[[ DATA LISTING open ]]

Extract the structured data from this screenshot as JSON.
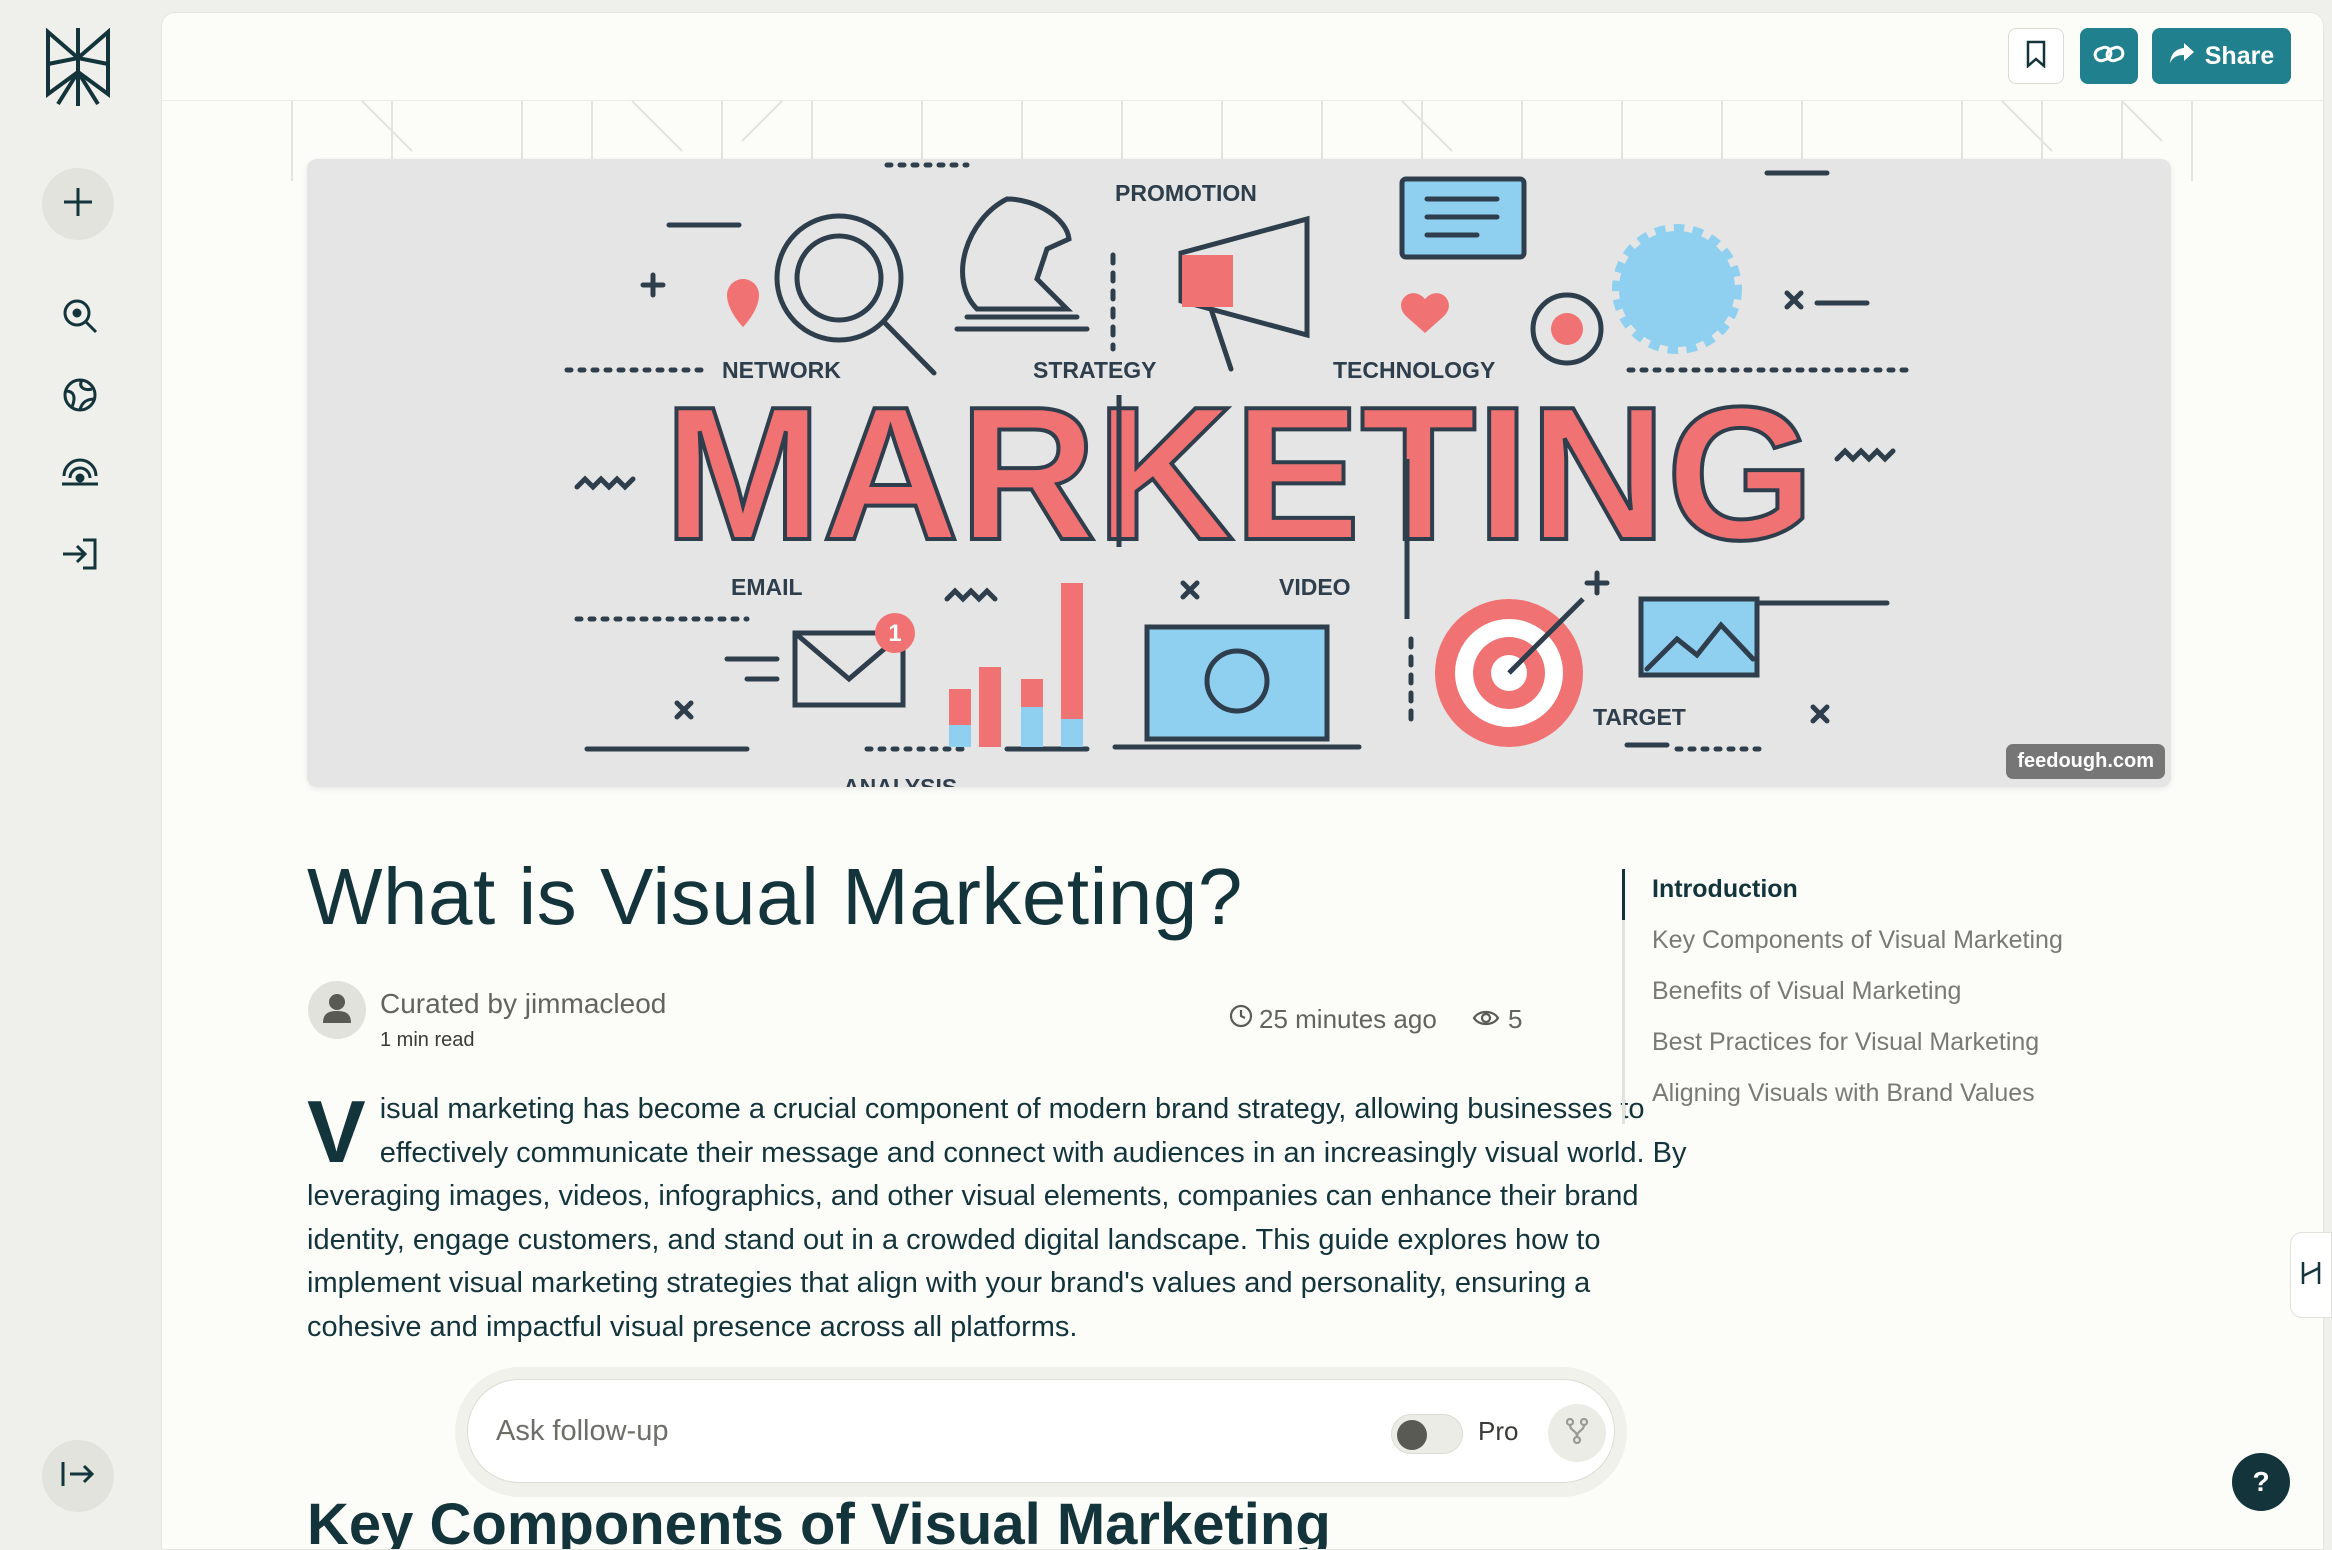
{
  "topbar": {
    "bookmark_icon": "bookmark-icon",
    "link_icon": "link-icon",
    "share_label": "Share"
  },
  "sidebar": {
    "items": [
      {
        "icon": "plus-icon"
      },
      {
        "icon": "search-icon"
      },
      {
        "icon": "globe-icon"
      },
      {
        "icon": "spaces-icon"
      },
      {
        "icon": "sign-in-icon"
      }
    ],
    "collapse_icon": "expand-icon"
  },
  "hero": {
    "source": "feedough.com",
    "words": {
      "network": "NETWORK",
      "strategy": "STRATEGY",
      "promotion": "PROMOTION",
      "technology": "TECHNOLOGY",
      "marketing": "MARKETING",
      "email": "EMAIL",
      "video": "VIDEO",
      "target": "TARGET",
      "analysis": "ANALYSIS",
      "badge": "1"
    }
  },
  "article": {
    "title": "What is Visual Marketing?",
    "curator": "Curated by jimmacleod",
    "read_time": "1 min read",
    "posted": "25 minutes ago",
    "views": "5",
    "dropcap": "V",
    "body": "isual marketing has become a crucial component of modern brand strategy, allowing businesses to effectively communicate their message and connect with audiences in an increasingly visual world. By leveraging images, videos, infographics, and other visual elements, companies can enhance their brand identity, engage customers, and stand out in a crowded digital landscape. This guide explores how to implement visual marketing strategies that align with your brand's values and personality, ensuring a cohesive and impactful visual presence across all platforms.",
    "next_heading": "Key Components of Visual Marketing"
  },
  "toc": [
    {
      "label": "Introduction",
      "active": true
    },
    {
      "label": "Key Components of Visual Marketing",
      "active": false
    },
    {
      "label": "Benefits of Visual Marketing",
      "active": false
    },
    {
      "label": "Best Practices for Visual Marketing",
      "active": false
    },
    {
      "label": "Aligning Visuals with Brand Values",
      "active": false
    }
  ],
  "followup": {
    "placeholder": "Ask follow-up",
    "pro_label": "Pro",
    "pro_enabled": false
  },
  "help_label": "?",
  "colors": {
    "accent": "#20808d",
    "ink": "#13343b",
    "coral": "#f07272",
    "sky": "#8fd0f0"
  }
}
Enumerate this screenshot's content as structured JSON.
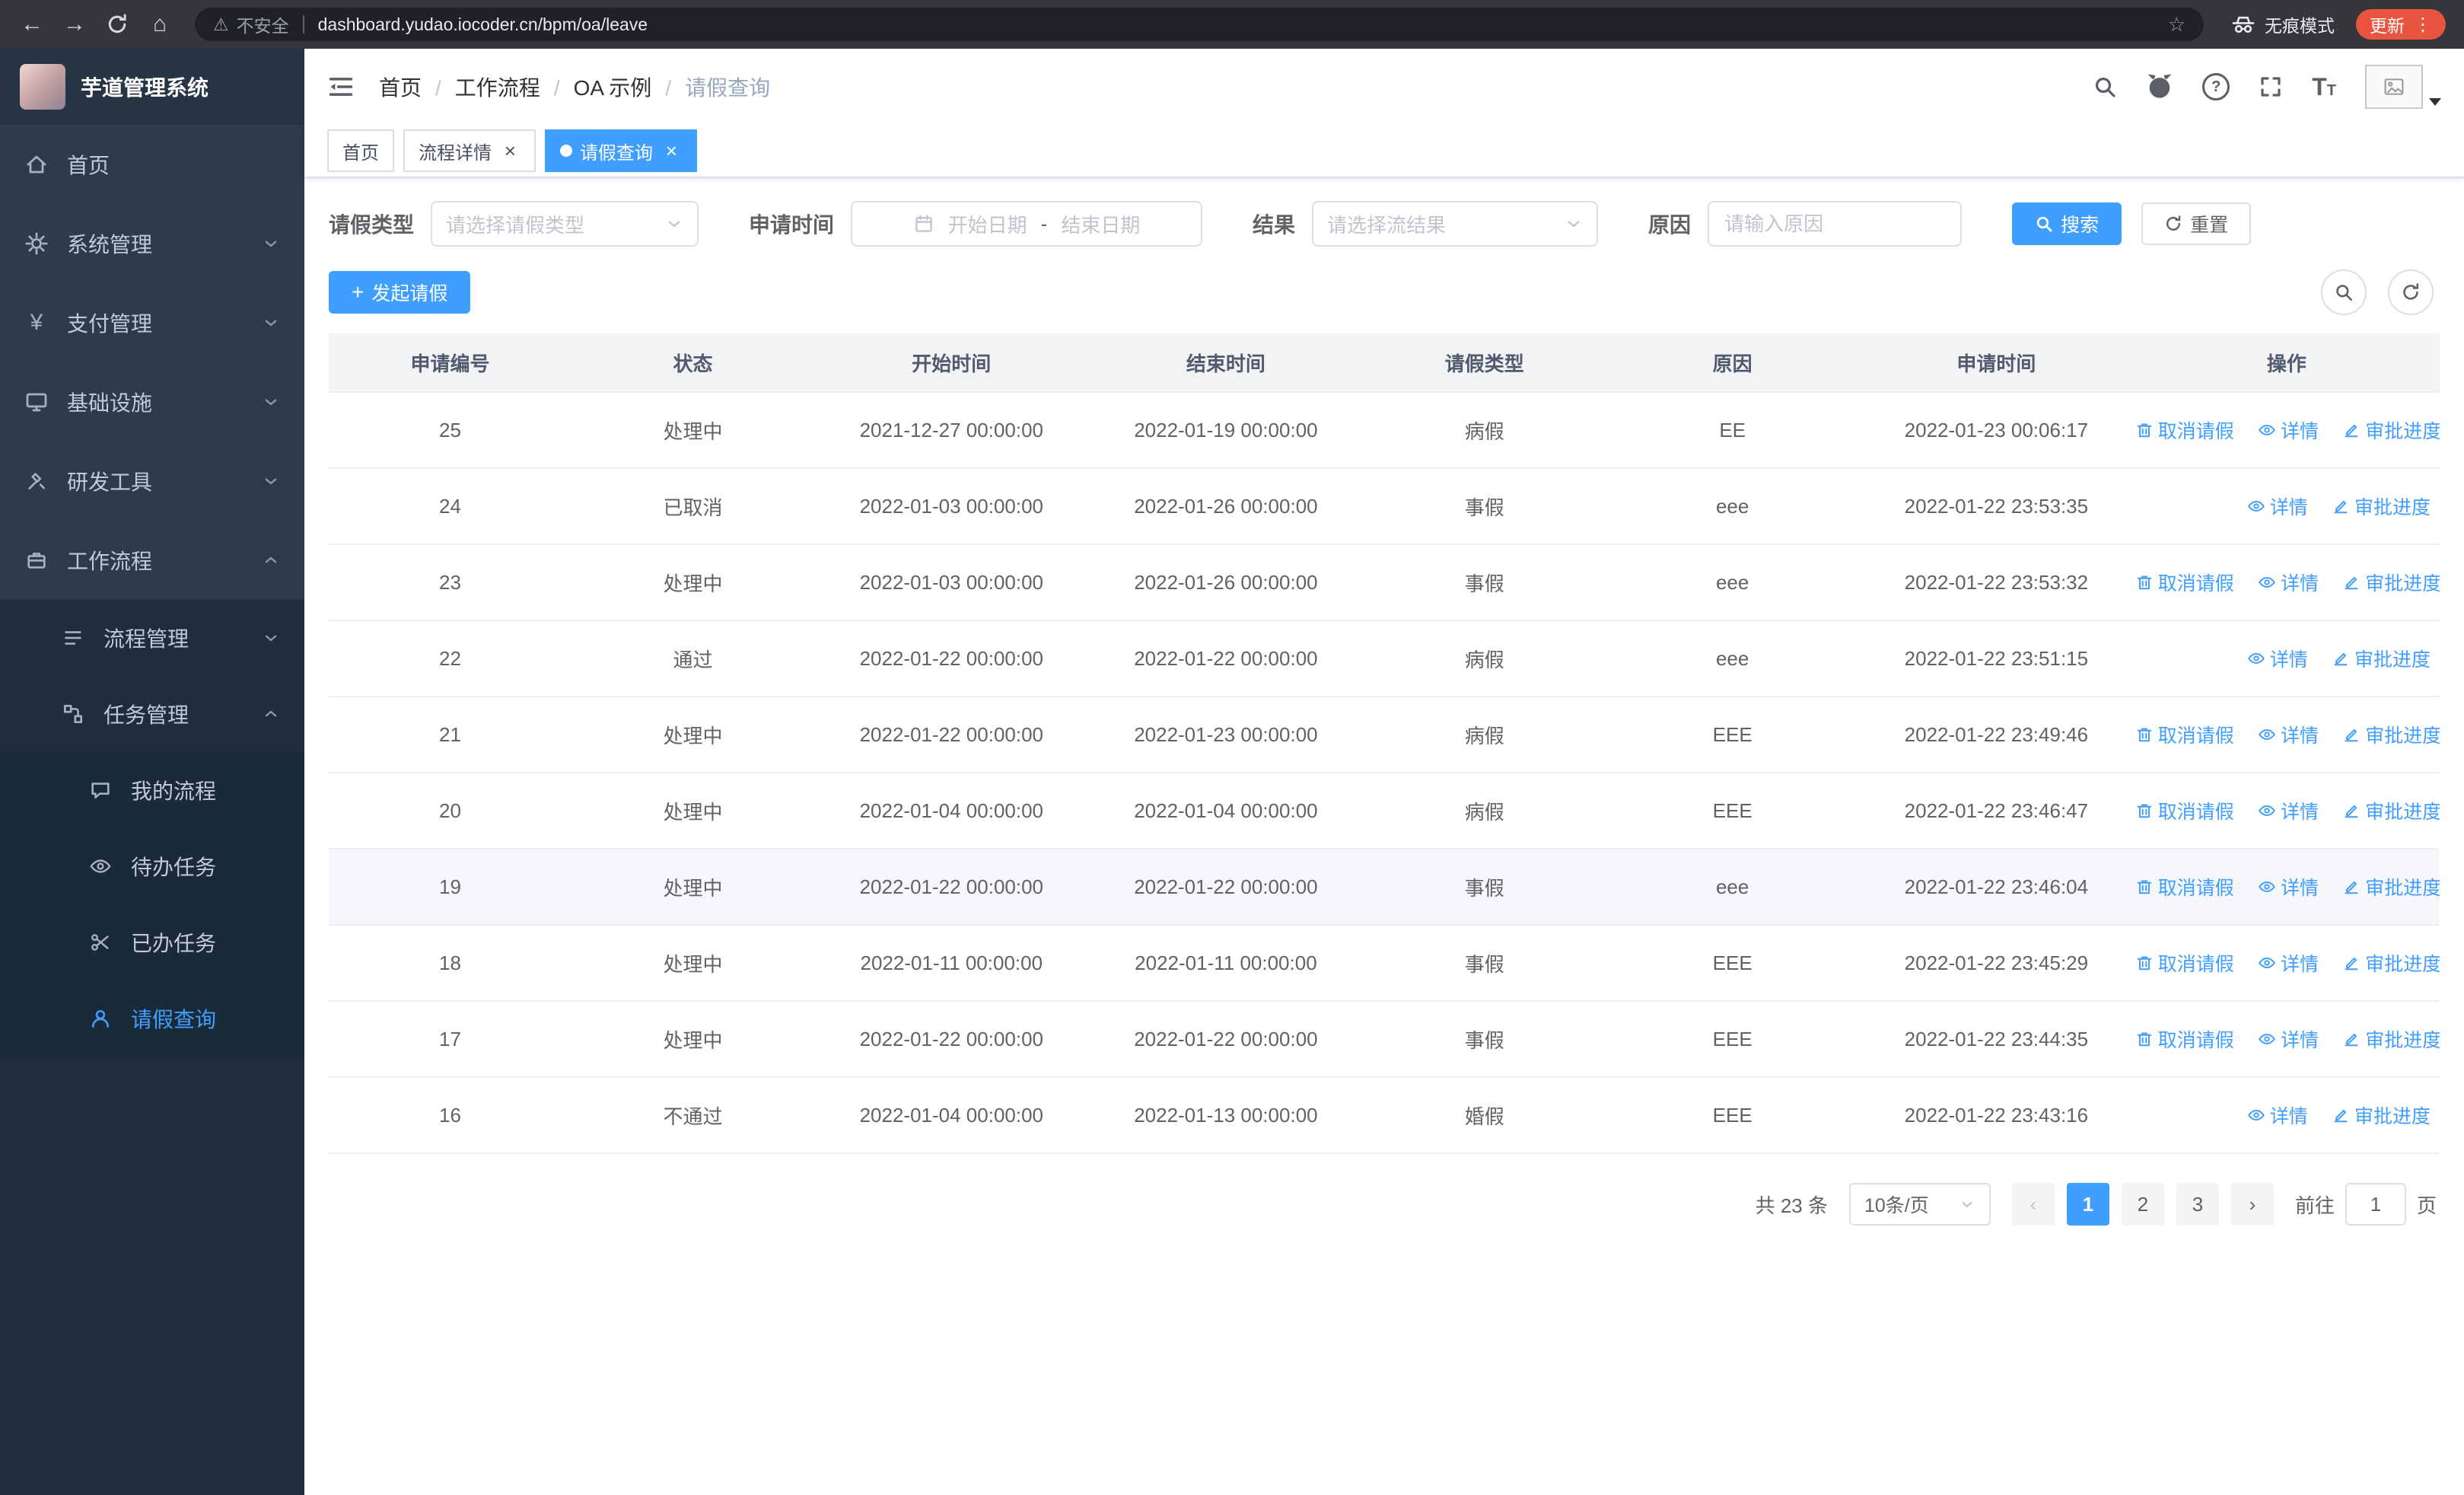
{
  "browser": {
    "security_label": "不安全",
    "url": "dashboard.yudao.iocoder.cn/bpm/oa/leave",
    "incognito_label": "无痕模式",
    "update_label": "更新"
  },
  "app": {
    "title": "芋道管理系统"
  },
  "colors": {
    "accent": "#409eff",
    "sidebar_bg": "#1f2d3d",
    "danger": "#e8543f"
  },
  "icons": {
    "back": "←",
    "forward": "→",
    "home": "⌂",
    "warning": "⚠",
    "star": "☆",
    "dots": "⋮",
    "close": "×",
    "prev": "‹",
    "next": "›",
    "plus": "+",
    "yen": "¥",
    "question": "?",
    "t_glyph": "T"
  },
  "sidebar": {
    "items": [
      {
        "label": "首页"
      },
      {
        "label": "系统管理",
        "chevron": "down"
      },
      {
        "label": "支付管理",
        "chevron": "down"
      },
      {
        "label": "基础设施",
        "chevron": "down"
      },
      {
        "label": "研发工具",
        "chevron": "down"
      },
      {
        "label": "工作流程",
        "chevron": "up",
        "expanded": true
      }
    ],
    "workflow_children": [
      {
        "label": "流程管理",
        "chevron": "down"
      },
      {
        "label": "任务管理",
        "chevron": "up",
        "expanded": true
      }
    ],
    "task_children": [
      {
        "label": "我的流程"
      },
      {
        "label": "待办任务"
      },
      {
        "label": "已办任务"
      },
      {
        "label": "请假查询",
        "active": true
      }
    ]
  },
  "breadcrumb": [
    "首页",
    "工作流程",
    "OA 示例",
    "请假查询"
  ],
  "tabs": [
    {
      "label": "首页",
      "active": false,
      "closable": false
    },
    {
      "label": "流程详情",
      "active": false,
      "closable": true
    },
    {
      "label": "请假查询",
      "active": true,
      "closable": true
    }
  ],
  "filters": {
    "leave_type": {
      "label": "请假类型",
      "placeholder": "请选择请假类型"
    },
    "apply_time": {
      "label": "申请时间",
      "start_placeholder": "开始日期",
      "separator": "-",
      "end_placeholder": "结束日期"
    },
    "result": {
      "label": "结果",
      "placeholder": "请选择流结果"
    },
    "reason": {
      "label": "原因",
      "placeholder": "请输入原因"
    },
    "search_label": "搜索",
    "reset_label": "重置"
  },
  "toolbar": {
    "create_label": "发起请假"
  },
  "table": {
    "columns": [
      "申请编号",
      "状态",
      "开始时间",
      "结束时间",
      "请假类型",
      "原因",
      "申请时间",
      "操作"
    ],
    "action_cancel": "取消请假",
    "action_detail": "详情",
    "action_progress": "审批进度",
    "rows": [
      {
        "id": "25",
        "status": "处理中",
        "start": "2021-12-27 00:00:00",
        "end": "2022-01-19 00:00:00",
        "type": "病假",
        "reason": "EE",
        "apply_time": "2022-01-23 00:06:17",
        "can_cancel": true,
        "highlighted": false
      },
      {
        "id": "24",
        "status": "已取消",
        "start": "2022-01-03 00:00:00",
        "end": "2022-01-26 00:00:00",
        "type": "事假",
        "reason": "eee",
        "apply_time": "2022-01-22 23:53:35",
        "can_cancel": false,
        "highlighted": false
      },
      {
        "id": "23",
        "status": "处理中",
        "start": "2022-01-03 00:00:00",
        "end": "2022-01-26 00:00:00",
        "type": "事假",
        "reason": "eee",
        "apply_time": "2022-01-22 23:53:32",
        "can_cancel": true,
        "highlighted": false
      },
      {
        "id": "22",
        "status": "通过",
        "start": "2022-01-22 00:00:00",
        "end": "2022-01-22 00:00:00",
        "type": "病假",
        "reason": "eee",
        "apply_time": "2022-01-22 23:51:15",
        "can_cancel": false,
        "highlighted": false
      },
      {
        "id": "21",
        "status": "处理中",
        "start": "2022-01-22 00:00:00",
        "end": "2022-01-23 00:00:00",
        "type": "病假",
        "reason": "EEE",
        "apply_time": "2022-01-22 23:49:46",
        "can_cancel": true,
        "highlighted": false
      },
      {
        "id": "20",
        "status": "处理中",
        "start": "2022-01-04 00:00:00",
        "end": "2022-01-04 00:00:00",
        "type": "病假",
        "reason": "EEE",
        "apply_time": "2022-01-22 23:46:47",
        "can_cancel": true,
        "highlighted": false
      },
      {
        "id": "19",
        "status": "处理中",
        "start": "2022-01-22 00:00:00",
        "end": "2022-01-22 00:00:00",
        "type": "事假",
        "reason": "eee",
        "apply_time": "2022-01-22 23:46:04",
        "can_cancel": true,
        "highlighted": true
      },
      {
        "id": "18",
        "status": "处理中",
        "start": "2022-01-11 00:00:00",
        "end": "2022-01-11 00:00:00",
        "type": "事假",
        "reason": "EEE",
        "apply_time": "2022-01-22 23:45:29",
        "can_cancel": true,
        "highlighted": false
      },
      {
        "id": "17",
        "status": "处理中",
        "start": "2022-01-22 00:00:00",
        "end": "2022-01-22 00:00:00",
        "type": "事假",
        "reason": "EEE",
        "apply_time": "2022-01-22 23:44:35",
        "can_cancel": true,
        "highlighted": false
      },
      {
        "id": "16",
        "status": "不通过",
        "start": "2022-01-04 00:00:00",
        "end": "2022-01-13 00:00:00",
        "type": "婚假",
        "reason": "EEE",
        "apply_time": "2022-01-22 23:43:16",
        "can_cancel": false,
        "highlighted": false
      }
    ]
  },
  "pagination": {
    "total": "共 23 条",
    "page_size": "10条/页",
    "pages": [
      {
        "label": "1",
        "active": true
      },
      {
        "label": "2",
        "active": false
      },
      {
        "label": "3",
        "active": false
      }
    ],
    "goto_label": "前往",
    "goto_value": "1",
    "goto_unit": "页"
  }
}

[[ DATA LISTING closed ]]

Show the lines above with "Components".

    "next_heading": "Key Components of Visual Marketing"
      "label": "Key Components of Visual Marketing",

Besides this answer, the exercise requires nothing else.